    Years ago, my husband was given a piece of advice that was comforting and challenging. When he spoke of a family dilemma, a friend told him to pray for someone to cross his relative’s path. Pray for the emergence of a person who would effect a change that was beyond the family’s ability. He did. The person appeared. Change began.

  • Hall of fame career inspiration for a novel

    This is a continuation of the story about Paul Swartz, a Shallotte resident recently inducted into the Musselman High School (Inwood, W.Va.) Hall of Fame. The story in the Oct. 1 edition highlighted his athletics career. This story is about his coaching career, political career and new career as a novelist.

    COACH SWARTZ

    From 1960-95, Swartz was a teacher, a coach and an administrator. He began his teaching career at Harpers Ferry (W.Va.) High School in 1960. He coached basketball, baseball and football, often working out with his players.

  • Lady Trojans sweep rivals

    BOILING SPRING LAKES—The West Brunswick volleyball team gained a tie for first in the Waccamaw Conference by beating league leader South Brunswick 25-19, 25-13, 25-22 Sept. 29.

    The victory avenged West’s only defeat as it improved to 6-1 in the conference.

    South, which played the third game without injured hitter Rheanna Lawson, is 8-5 overall.

  • Valerio paces West to another victory

    LELAND—The West Brunswick boys’ cross-country team won its third meet of the season Sept. 29 at North Brunswick.

    Roberto Valerio paced the Trojans to victory with a first-place finish in a personal-best time of 18 minutes, 53 seconds.

    Valerio beat North’s Nic Merritt by three seconds.

    West finished with 28 points, South 53, North 56 and West Bladen 113.

    West had four other runners in the top 10: Ronnie Dellinger was fourth in 20:17, Juan Gonzalez fifth in 20:20, Jason Huff eighth in 20:43 and John Frink 10th in 21:03.

  • South tennis team beats West

    Summer Phillips and the South Brunswick girls’ tennis team stayed perfect by winning three duals last week. The Cougars beat West Brunswick 8-1 Sept. 29, Cape Fear’s B team 8-1 Sept. 30 and West Bladen 9-0 Oct. 1.

    South is 7-0 in the conference, 10-0 overall.
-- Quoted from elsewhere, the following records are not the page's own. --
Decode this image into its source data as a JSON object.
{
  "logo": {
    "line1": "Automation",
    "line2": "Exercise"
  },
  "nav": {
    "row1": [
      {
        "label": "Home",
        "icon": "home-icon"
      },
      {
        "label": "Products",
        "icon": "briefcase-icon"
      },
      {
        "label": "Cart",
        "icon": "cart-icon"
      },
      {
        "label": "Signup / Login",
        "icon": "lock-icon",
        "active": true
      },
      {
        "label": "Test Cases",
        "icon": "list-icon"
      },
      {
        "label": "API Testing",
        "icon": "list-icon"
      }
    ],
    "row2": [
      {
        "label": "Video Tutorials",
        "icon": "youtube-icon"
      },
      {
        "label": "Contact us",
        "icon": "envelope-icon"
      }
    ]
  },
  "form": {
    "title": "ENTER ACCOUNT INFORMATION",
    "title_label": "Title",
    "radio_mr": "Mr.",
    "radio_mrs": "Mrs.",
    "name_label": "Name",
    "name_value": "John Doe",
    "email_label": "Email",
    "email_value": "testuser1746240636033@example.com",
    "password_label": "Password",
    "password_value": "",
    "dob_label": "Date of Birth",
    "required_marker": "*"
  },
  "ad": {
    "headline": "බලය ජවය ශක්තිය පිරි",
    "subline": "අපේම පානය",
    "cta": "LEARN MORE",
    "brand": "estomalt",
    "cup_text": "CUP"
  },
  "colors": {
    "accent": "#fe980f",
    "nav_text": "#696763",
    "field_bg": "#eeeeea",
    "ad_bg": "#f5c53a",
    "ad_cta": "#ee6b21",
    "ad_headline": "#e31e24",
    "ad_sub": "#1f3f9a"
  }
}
  • West Brunswick Trojans upset North in JV game

    All week long, West Brunswick junior varsity football coach Mark Jones challenged his sophomores to step up and assume more active leadership roles. The sophomores did just that Oct. 1 against North Brunswick, but it was a freshman that stole the show at M.H. Rourk Stadium. Running back Phillip Gause carried the ball 19 times for 191 yards in leading the Trojans to a 33-20 victory for their first win since Sept. 3 against another country rival, South Brunswick.

  • BCC volleyball defeats Louisburg, Surry

    In their fourth home match since the volleyball season began in August, Brunswick Community College beat Louisburg College 25-14, 25-23, 25-6 Saturday afternoon at the Dinah E. Gore Fitness & Aquatics Center gym.

    Against Louisburg, Jordan Clear was the server in a 5-0 run that put the Dolphins ahead 8-2. Louisburg closed to 14-9, but a kill by Clear began a 4-1 run for a 19-10 lead.

    Emily Craven hit two service winners that increased the lead to 24-13 in closing out the victory.